The breadth and quality of Vauxhall’s Heritage Collection is unique, with most cars roadworthy and maintained by Senior Restorer, Andy Boddy and Terry Forder. A majority of the vehicles were also built just around the corner from the Heritage Centre, at the famous Kimpton Road plant.
And thank you also for the wonderful Vauxhall Model by Model collectors book.
Vauxhall, Model by Model since 1903 exemplifies confidence. It shows the confidence of a company integral to British industry, well into its second century. It is a study of the oldest make of a car in the United Kingdom, one of the oldest in the world with continuous history of manufacture. Vauxhall started life on Thames-side Lambeth and in the 1920s went together with General Motors, by the 21st century the first car maker on the planet to reach 500 millions vehicles. Celebrating 90 years under the same umbrella, some 14.5 million of these were Vauxhalls. Innovation was a way of life at GM with pioneering adoption of V8 engines and automatic transmissions. Vauxhall led Edwardian splendour with the Prince Henry and the 30-98, transforming the wide popular car market in Britain with independent front suspension and integral body structures. In 1914 Vauxhall made D-type army staff cars and in 1941 Churchill tanks, at the Kimpton Road plant in Luton, home of the Vivaro van.

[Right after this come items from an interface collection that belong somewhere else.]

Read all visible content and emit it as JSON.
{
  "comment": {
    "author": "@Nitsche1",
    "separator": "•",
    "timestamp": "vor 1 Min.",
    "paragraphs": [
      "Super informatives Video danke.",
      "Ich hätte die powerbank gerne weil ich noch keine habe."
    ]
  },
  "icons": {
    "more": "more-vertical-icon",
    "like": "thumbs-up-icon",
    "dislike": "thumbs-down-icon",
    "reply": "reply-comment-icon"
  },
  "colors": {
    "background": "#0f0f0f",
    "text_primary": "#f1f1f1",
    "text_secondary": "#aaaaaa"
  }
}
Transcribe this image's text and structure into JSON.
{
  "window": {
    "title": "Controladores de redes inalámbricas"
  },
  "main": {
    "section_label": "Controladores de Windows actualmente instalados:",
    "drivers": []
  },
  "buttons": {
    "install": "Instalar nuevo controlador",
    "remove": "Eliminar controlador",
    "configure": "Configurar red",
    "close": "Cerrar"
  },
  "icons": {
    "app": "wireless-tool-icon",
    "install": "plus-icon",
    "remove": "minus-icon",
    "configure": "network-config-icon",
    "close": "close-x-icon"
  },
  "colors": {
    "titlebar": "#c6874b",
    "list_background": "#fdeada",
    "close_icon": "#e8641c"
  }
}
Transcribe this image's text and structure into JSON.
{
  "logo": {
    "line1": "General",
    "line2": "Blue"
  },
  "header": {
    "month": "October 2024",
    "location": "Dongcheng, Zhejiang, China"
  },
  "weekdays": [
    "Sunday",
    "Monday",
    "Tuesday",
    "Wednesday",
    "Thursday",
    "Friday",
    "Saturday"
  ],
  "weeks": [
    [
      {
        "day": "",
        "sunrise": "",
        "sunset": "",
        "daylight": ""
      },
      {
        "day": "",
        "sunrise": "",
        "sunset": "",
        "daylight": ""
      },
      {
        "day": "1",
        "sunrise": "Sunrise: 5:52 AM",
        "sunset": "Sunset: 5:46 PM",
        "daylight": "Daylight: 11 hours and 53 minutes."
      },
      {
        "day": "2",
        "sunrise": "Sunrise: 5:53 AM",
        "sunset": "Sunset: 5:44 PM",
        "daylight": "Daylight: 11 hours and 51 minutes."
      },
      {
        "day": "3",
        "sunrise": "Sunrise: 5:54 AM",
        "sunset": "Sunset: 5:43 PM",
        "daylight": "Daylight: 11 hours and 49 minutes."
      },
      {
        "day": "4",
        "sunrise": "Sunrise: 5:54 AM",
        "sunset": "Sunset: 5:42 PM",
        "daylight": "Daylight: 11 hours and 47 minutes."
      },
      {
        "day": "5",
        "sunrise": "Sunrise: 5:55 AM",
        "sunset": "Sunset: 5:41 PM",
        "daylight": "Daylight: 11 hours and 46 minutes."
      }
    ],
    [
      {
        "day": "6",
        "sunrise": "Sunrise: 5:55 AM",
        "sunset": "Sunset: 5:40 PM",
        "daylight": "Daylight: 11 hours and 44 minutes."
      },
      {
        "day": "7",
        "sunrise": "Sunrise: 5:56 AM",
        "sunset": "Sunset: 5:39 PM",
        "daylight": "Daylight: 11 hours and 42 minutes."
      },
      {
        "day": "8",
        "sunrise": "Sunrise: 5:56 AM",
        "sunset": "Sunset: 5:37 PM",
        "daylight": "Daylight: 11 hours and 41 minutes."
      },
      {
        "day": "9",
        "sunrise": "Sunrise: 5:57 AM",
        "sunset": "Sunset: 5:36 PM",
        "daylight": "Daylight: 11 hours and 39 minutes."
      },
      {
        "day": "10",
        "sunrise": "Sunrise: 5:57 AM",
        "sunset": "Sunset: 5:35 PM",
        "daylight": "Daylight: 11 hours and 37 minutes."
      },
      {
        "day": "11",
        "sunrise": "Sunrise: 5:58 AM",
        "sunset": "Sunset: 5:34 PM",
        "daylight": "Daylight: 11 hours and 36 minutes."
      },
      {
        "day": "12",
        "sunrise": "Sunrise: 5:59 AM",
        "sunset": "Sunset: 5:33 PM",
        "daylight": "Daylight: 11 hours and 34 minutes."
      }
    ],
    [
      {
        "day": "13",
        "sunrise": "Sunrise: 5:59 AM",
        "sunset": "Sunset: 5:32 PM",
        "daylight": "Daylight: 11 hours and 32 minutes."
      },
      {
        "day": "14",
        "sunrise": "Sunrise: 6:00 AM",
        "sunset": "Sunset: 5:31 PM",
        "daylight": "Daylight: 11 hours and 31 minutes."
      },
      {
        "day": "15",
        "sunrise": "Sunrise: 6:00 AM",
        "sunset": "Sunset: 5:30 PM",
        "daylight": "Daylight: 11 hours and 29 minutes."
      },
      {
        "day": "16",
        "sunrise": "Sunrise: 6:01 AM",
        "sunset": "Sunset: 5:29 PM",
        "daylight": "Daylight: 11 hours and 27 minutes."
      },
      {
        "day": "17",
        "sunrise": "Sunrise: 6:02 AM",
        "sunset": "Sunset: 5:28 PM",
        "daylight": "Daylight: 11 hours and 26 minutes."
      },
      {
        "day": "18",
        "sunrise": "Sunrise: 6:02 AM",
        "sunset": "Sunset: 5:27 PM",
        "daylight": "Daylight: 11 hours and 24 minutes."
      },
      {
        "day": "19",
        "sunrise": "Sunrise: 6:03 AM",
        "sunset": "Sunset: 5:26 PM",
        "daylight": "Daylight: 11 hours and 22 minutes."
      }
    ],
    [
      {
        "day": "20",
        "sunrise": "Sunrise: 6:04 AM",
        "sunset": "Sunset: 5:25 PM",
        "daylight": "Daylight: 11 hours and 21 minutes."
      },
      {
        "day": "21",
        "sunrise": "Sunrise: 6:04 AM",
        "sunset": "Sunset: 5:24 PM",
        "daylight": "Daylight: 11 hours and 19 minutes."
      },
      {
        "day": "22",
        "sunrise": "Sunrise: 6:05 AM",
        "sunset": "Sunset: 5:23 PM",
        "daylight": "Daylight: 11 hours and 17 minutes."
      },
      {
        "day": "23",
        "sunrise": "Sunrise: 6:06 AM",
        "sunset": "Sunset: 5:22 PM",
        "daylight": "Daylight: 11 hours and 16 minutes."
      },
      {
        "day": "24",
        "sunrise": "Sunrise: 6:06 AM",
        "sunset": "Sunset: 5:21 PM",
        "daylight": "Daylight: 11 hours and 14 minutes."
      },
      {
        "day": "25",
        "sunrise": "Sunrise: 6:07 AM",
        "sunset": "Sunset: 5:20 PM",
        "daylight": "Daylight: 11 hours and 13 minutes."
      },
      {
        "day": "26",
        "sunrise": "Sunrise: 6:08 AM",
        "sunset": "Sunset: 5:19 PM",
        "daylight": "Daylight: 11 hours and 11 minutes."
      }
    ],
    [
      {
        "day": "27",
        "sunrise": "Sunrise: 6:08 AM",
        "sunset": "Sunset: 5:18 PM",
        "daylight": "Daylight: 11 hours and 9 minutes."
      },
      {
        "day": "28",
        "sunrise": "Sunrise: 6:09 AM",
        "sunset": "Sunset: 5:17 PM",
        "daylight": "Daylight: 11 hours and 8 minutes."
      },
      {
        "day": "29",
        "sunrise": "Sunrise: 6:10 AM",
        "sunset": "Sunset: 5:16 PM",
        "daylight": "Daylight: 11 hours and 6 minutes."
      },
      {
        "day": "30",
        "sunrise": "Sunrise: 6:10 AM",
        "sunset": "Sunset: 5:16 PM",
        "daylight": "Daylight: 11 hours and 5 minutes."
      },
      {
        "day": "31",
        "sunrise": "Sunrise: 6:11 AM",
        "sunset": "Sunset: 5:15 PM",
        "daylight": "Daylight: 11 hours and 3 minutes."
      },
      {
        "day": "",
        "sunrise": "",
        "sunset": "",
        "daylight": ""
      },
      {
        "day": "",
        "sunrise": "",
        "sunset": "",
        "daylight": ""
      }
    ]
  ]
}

Vauxhall Model by Model is an independent account of Vauxhall. Its endorsement by Vauxhall Communications is another example of corporate confidence in its compiler’s objectivity.